First, let me cite a recent British House of Lords decision. (Now I know you usually don’t hang on every work that comes out of the House of Lords, but trust me on this one.) In a case titled Hill and Others vs. Mercantile & General Reinsurance Co. P.L.C., the House of Lords ruled that reinsurers no longer must simply "follow the fortune" of their reinsured but may instead strongly question claims and refuse to pay on any number of bases, including their interpretation of the underlying coverage. Put simply, this means that your insurance carrier may no longer be able to pay your claim with the confidence that — because they believe it is covered or, more critically, a U.S. court believes it is covered — their reinsurers will automatically pay. Charles Gordon and Chris Jones, partners in the London law firm of Manches & Co., state, "The reinsurer is now free to impose his own definition of the terms of the direct insurance policy and his reinsurance policy without being bound by any decision reached by his reinsured."1

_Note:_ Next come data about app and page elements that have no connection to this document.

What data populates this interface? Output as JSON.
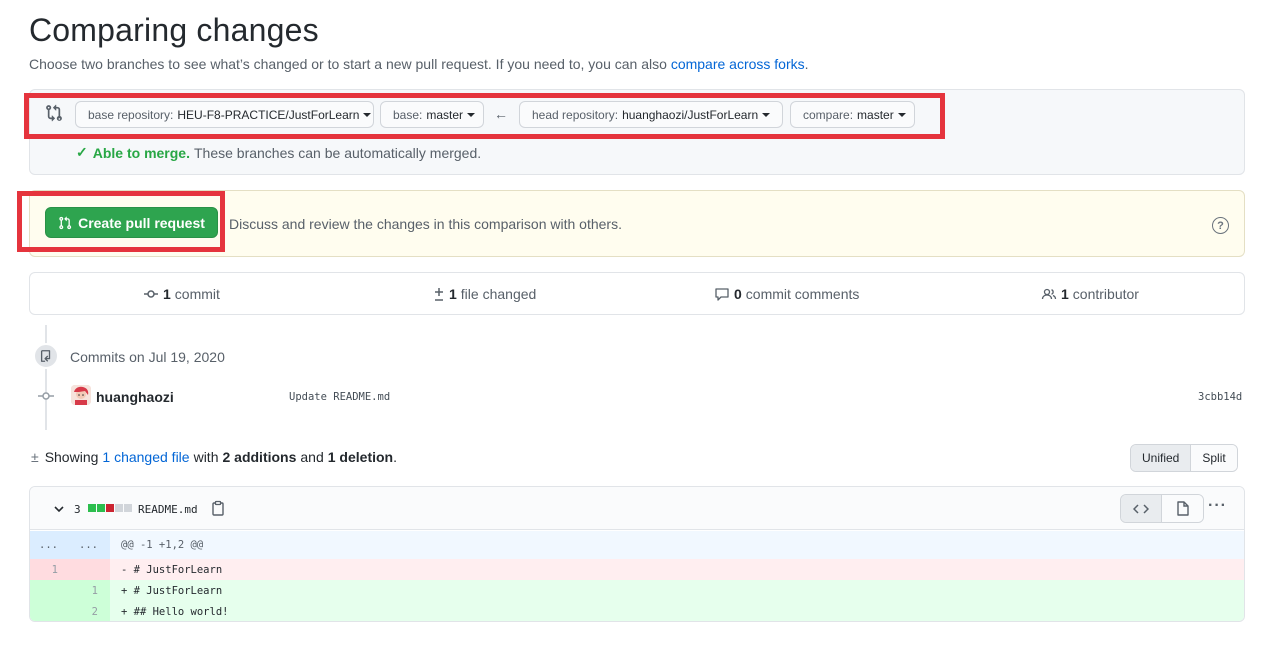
{
  "page": {
    "title": "Comparing changes",
    "subtitle_text": "Choose two branches to see what’s changed or to start a new pull request. If you need to, you can also",
    "subtitle_link": "compare across forks",
    "subtitle_end": "."
  },
  "range": {
    "base_repo_label": "base repository:",
    "base_repo_value": "HEU-F8-PRACTICE/JustForLearn",
    "base_label": "base:",
    "base_value": "master",
    "arrow": "←",
    "head_repo_label": "head repository:",
    "head_repo_value": "huanghaozi/JustForLearn",
    "compare_label": "compare:",
    "compare_value": "master",
    "merge_status": "Able to merge.",
    "merge_detail": "These branches can be automatically merged."
  },
  "pull_request": {
    "button_label": "Create pull request",
    "description": "Discuss and review the changes in this comparison with others.",
    "help_icon": "?"
  },
  "stats": {
    "commits_count": "1",
    "commits_label": "commit",
    "files_count": "1",
    "files_label": "file changed",
    "comments_count": "0",
    "comments_label": "commit comments",
    "contributors_count": "1",
    "contributors_label": "contributor"
  },
  "commits": {
    "date_heading": "Commits on Jul 19, 2020",
    "items": [
      {
        "author": "huanghaozi",
        "message": "Update README.md",
        "sha": "3cbb14d"
      }
    ]
  },
  "summary": {
    "showing": "Showing",
    "changed_files": "1 changed file",
    "with": "with",
    "additions": "2 additions",
    "and": "and",
    "deletions": "1 deletion",
    "period": "."
  },
  "view_toggle": {
    "unified": "Unified",
    "split": "Split",
    "selected": "Unified"
  },
  "file": {
    "change_count": "3",
    "name": "README.md",
    "diffstat": [
      "added",
      "added",
      "deleted",
      "neutral",
      "neutral"
    ],
    "hunk_left": "...",
    "hunk_right": "...",
    "hunk_header": "@@ -1 +1,2 @@",
    "lines": [
      {
        "type": "del",
        "old": "1",
        "new": "",
        "text": "- # JustForLearn"
      },
      {
        "type": "add",
        "old": "",
        "new": "1",
        "text": "+ # JustForLearn"
      },
      {
        "type": "add",
        "old": "",
        "new": "2",
        "text": "+ ## Hello world!"
      }
    ]
  },
  "colors": {
    "primary_button": "#2ea44f",
    "link": "#0366d6",
    "highlight_box": "#e5343d",
    "addition": "#e6ffed",
    "deletion": "#ffeef0"
  }
}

Now put that in your pipe for a moment, but don’t smoke it just yet. Instead, let’s turn the page of this mythical morning newspaper we are perusing. Here we see the headline "Reinsurance Consolidation Continues as Munich Re Acquires American Re."2 In this report we learn that Munich Re, already the world’s largest reinsurance company, is acquiring American Re, the combination of which will result in a company with "net premiums written" of almost $14 billion, "policyholder surplus" of almost $6 billion and "net income" of $290 billion. Similar consolidations have occurred in other areas, and virtually all knowledgeable observers of the marketplace predict that the world’s reinsurance market is in the process of concentrating itself into a small number of gigantic corporations.
OK, now add the second poke to your pipe, light up and take a puff. Notice the bitter taste? In case you don’t catch my drift, let me explain. What we apparently should anticipate is the consolidation of insurance power into a relatively few hands, the vast majority of which are non-U.S. entities, coupled with an erosion of the ability of policy-issuing insurers to make their own coverage decisions. What that seems to me to guarantee is a situation in which the settlement of large claims becomes even more complicated and drawn out than it is now (heaven forbid!). Even worse, if you put on your really black hat, the ultimate interpretation of policy language drawn by U.S. drafters, issued by U.S. companies to U.S. Policyholders, will be vested in "star chamber" in some faraway land … cloaked in anonymity and insulated from U.S. securities and anti-trust laws.
Regular readers will realize I usually close with a remedy for the ills I discuss. Not this time, however. I have no idea what you or I or anyone else can do about this. All I can suggest is that we hope for the best and keep faith in the American judicial system, because that’s where the problem, if it does develop, will ultimately be settled. When I was in the insurance agency business twenty-five years ago, our motto was "Insure Today – Be Sure Tomorrow." I’m not sure it works like that anymore, all the pity.
1Business Insurance, August 5, 1996, p. 39.
2BestWeek, August 19, 1996, Release 34.